◆ Assignment: Type out all the records again exactly.

(Entries taken from a collection)
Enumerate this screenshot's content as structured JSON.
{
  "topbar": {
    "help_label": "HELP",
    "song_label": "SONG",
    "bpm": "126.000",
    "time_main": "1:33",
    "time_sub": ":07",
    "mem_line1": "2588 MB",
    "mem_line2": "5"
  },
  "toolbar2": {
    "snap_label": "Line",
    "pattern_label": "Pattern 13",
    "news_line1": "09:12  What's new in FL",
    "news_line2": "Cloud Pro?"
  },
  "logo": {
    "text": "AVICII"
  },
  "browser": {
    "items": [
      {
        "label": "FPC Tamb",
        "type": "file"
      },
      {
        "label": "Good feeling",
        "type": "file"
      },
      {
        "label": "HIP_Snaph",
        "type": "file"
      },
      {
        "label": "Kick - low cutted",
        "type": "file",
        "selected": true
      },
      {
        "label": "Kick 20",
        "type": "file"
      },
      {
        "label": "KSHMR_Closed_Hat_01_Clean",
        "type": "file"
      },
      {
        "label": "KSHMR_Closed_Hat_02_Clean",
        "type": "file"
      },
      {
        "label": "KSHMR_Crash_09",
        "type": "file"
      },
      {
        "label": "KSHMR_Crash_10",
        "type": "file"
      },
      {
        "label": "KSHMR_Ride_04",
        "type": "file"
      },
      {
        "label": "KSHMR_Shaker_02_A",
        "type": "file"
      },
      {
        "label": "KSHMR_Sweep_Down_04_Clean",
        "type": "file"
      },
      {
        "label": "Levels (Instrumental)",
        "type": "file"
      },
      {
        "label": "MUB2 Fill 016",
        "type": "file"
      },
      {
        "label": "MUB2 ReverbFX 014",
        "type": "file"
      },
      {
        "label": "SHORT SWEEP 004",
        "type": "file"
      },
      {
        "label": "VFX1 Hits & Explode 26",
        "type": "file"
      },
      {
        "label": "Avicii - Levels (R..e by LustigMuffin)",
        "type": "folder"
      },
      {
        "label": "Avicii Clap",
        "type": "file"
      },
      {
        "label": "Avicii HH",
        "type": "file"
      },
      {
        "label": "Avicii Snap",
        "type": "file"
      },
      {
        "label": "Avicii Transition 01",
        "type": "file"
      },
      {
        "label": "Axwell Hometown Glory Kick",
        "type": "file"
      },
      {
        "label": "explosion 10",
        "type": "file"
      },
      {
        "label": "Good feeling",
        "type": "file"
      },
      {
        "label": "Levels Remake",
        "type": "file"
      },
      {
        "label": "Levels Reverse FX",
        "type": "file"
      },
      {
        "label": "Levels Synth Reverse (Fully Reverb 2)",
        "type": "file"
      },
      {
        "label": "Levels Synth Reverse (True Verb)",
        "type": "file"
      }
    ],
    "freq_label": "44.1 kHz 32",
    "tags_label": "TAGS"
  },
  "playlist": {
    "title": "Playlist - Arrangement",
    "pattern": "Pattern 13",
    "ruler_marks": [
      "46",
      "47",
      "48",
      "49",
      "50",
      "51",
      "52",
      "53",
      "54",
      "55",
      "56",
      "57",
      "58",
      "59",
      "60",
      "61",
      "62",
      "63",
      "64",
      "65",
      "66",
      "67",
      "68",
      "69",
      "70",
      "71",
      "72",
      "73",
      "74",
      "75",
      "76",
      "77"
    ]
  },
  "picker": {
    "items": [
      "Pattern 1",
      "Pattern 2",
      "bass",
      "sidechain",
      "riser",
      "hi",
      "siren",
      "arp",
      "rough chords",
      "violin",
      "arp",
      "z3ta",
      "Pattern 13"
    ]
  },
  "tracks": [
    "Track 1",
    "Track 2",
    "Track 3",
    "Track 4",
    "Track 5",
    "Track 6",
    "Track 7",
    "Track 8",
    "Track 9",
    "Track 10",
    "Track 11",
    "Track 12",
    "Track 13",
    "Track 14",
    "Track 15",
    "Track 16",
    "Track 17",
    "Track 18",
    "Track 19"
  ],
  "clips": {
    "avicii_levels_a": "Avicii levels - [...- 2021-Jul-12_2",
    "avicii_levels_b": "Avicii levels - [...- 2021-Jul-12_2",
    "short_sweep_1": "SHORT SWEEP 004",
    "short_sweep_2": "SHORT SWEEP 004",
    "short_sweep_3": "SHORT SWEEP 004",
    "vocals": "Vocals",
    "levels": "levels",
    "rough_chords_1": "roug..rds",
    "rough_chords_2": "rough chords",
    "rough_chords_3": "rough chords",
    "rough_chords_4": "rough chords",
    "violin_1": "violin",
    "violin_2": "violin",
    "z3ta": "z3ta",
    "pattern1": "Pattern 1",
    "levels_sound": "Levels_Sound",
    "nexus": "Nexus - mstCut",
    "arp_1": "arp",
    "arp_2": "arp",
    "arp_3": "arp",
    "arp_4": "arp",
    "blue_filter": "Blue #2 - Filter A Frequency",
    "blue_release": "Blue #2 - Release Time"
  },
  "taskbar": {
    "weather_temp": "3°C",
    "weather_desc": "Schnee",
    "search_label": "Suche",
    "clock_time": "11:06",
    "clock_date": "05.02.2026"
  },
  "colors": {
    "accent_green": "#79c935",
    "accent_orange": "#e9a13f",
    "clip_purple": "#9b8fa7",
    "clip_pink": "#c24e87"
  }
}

◆ Problem solution:
Enumerate this screenshot's content as structured JSON.
{
  "topbar": {
    "help_label": "HELP",
    "song_label": "SONG",
    "bpm": "126.000",
    "time_main": "1:33",
    "time_sub": ":07",
    "mem_line1": "2588 MB",
    "mem_line2": "5"
  },
  "toolbar2": {
    "snap_label": "Line",
    "pattern_label": "Pattern 13",
    "news_line1": "09:12  What's new in FL",
    "news_line2": "Cloud Pro?"
  },
  "logo": {
    "text": "AVICII"
  },
  "browser": {
    "items": [
      {
        "label": "FPC Tamb",
        "type": "file"
      },
      {
        "label": "Good feeling",
        "type": "file"
      },
      {
        "label": "HIP_Snaph",
        "type": "file"
      },
      {
        "label": "Kick - low cutted",
        "type": "file",
        "selected": true
      },
      {
        "label": "Kick 20",
        "type": "file"
      },
      {
        "label": "KSHMR_Closed_Hat_01_Clean",
        "type": "file"
      },
      {
        "label": "KSHMR_Closed_Hat_02_Clean",
        "type": "file"
      },
      {
        "label": "KSHMR_Crash_09",
        "type": "file"
      },
      {
        "label": "KSHMR_Crash_10",
        "type": "file"
      },
      {
        "label": "KSHMR_Ride_04",
        "type": "file"
      },
      {
        "label": "KSHMR_Shaker_02_A",
        "type": "file"
      },
      {
        "label": "KSHMR_Sweep_Down_04_Clean",
        "type": "file"
      },
      {
        "label": "Levels (Instrumental)",
        "type": "file"
      },
      {
        "label": "MUB2 Fill 016",
        "type": "file"
      },
      {
        "label": "MUB2 ReverbFX 014",
        "type": "file"
      },
      {
        "label": "SHORT SWEEP 004",
        "type": "file"
      },
      {
        "label": "VFX1 Hits & Explode 26",
        "type": "file"
      },
      {
        "label": "Avicii - Levels (R..e by LustigMuffin)",
        "type": "folder"
      },
      {
        "label": "Avicii Clap",
        "type": "file"
      },
      {
        "label": "Avicii HH",
        "type": "file"
      },
      {
        "label": "Avicii Snap",
        "type": "file"
      },
      {
        "label": "Avicii Transition 01",
        "type": "file"
      },
      {
        "label": "Axwell Hometown Glory Kick",
        "type": "file"
      },
      {
        "label": "explosion 10",
        "type": "file"
      },
      {
        "label": "Good feeling",
        "type": "file"
      },
      {
        "label": "Levels Remake",
        "type": "file"
      },
      {
        "label": "Levels Reverse FX",
        "type": "file"
      },
      {
        "label": "Levels Synth Reverse (Fully Reverb 2)",
        "type": "file"
      },
      {
        "label": "Levels Synth Reverse (True Verb)",
        "type": "file"
      }
    ],
    "freq_label": "44.1 kHz 32",
    "tags_label": "TAGS"
  },
  "playlist": {
    "title": "Playlist - Arrangement",
    "pattern": "Pattern 13",
    "ruler_marks": [
      "46",
      "47",
      "48",
      "49",
      "50",
      "51",
      "52",
      "53",
      "54",
      "55",
      "56",
      "57",
      "58",
      "59",
      "60",
      "61",
      "62",
      "63",
      "64",
      "65",
      "66",
      "67",
      "68",
      "69",
      "70",
      "71",
      "72",
      "73",
      "74",
      "75",
      "76",
      "77"
    ]
  },
  "picker": {
    "items": [
      "Pattern 1",
      "Pattern 2",
      "bass",
      "sidechain",
      "riser",
      "hi",
      "siren",
      "arp",
      "rough chords",
      "violin",
      "arp",
      "z3ta",
      "Pattern 13"
    ]
  },
  "tracks": [
    "Track 1",
    "Track 2",
    "Track 3",
    "Track 4",
    "Track 5",
    "Track 6",
    "Track 7",
    "Track 8",
    "Track 9",
    "Track 10",
    "Track 11",
    "Track 12",
    "Track 13",
    "Track 14",
    "Track 15",
    "Track 16",
    "Track 17",
    "Track 18",
    "Track 19"
  ],
  "clips": {
    "avicii_levels_a": "Avicii levels - [...- 2021-Jul-12_2",
    "avicii_levels_b": "Avicii levels - [...- 2021-Jul-12_2",
    "short_sweep_1": "SHORT SWEEP 004",
    "short_sweep_2": "SHORT SWEEP 004",
    "short_sweep_3": "SHORT SWEEP 004",
    "vocals": "Vocals",
    "levels": "levels",
    "rough_chords_1": "roug..rds",
    "rough_chords_2": "rough chords",
    "rough_chords_3": "rough chords",
    "rough_chords_4": "rough chords",
    "violin_1": "violin",
    "violin_2": "violin",
    "z3ta": "z3ta",
    "pattern1": "Pattern 1",
    "levels_sound": "Levels_Sound",
    "nexus": "Nexus - mstCut",
    "arp_1": "arp",
    "arp_2": "arp",
    "arp_3": "arp",
    "arp_4": "arp",
    "blue_filter": "Blue #2 - Filter A Frequency",
    "blue_release": "Blue #2 - Release Time"
  },
  "taskbar": {
    "weather_temp": "3°C",
    "weather_desc": "Schnee",
    "search_label": "Suche",
    "clock_time": "11:06",
    "clock_date": "05.02.2026"
  },
  "colors": {
    "accent_green": "#79c935",
    "accent_orange": "#e9a13f",
    "clip_purple": "#9b8fa7",
    "clip_pink": "#c24e87"
  }
}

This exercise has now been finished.